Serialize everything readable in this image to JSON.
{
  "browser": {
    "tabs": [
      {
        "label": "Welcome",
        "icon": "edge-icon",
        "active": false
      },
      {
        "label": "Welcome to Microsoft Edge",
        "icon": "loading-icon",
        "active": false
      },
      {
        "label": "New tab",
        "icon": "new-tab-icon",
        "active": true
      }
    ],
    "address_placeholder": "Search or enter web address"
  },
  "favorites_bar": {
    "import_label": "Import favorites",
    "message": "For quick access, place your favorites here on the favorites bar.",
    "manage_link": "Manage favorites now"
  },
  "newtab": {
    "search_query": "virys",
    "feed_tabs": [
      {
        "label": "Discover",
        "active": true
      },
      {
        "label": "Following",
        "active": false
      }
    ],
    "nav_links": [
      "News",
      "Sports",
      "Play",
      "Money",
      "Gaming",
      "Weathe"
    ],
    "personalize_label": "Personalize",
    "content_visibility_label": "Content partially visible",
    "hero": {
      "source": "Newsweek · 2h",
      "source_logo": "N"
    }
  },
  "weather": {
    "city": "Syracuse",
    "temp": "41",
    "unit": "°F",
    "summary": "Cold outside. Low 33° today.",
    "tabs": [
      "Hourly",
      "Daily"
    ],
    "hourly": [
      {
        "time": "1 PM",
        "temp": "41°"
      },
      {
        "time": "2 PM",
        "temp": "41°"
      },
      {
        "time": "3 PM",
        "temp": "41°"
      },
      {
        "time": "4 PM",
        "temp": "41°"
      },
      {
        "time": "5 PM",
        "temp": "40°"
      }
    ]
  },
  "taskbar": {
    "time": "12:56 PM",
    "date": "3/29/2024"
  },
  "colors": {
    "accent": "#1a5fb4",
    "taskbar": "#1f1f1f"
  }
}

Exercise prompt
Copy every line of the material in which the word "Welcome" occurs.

Completed task
        "label": "Welcome",
        "label": "Welcome to Microsoft Edge",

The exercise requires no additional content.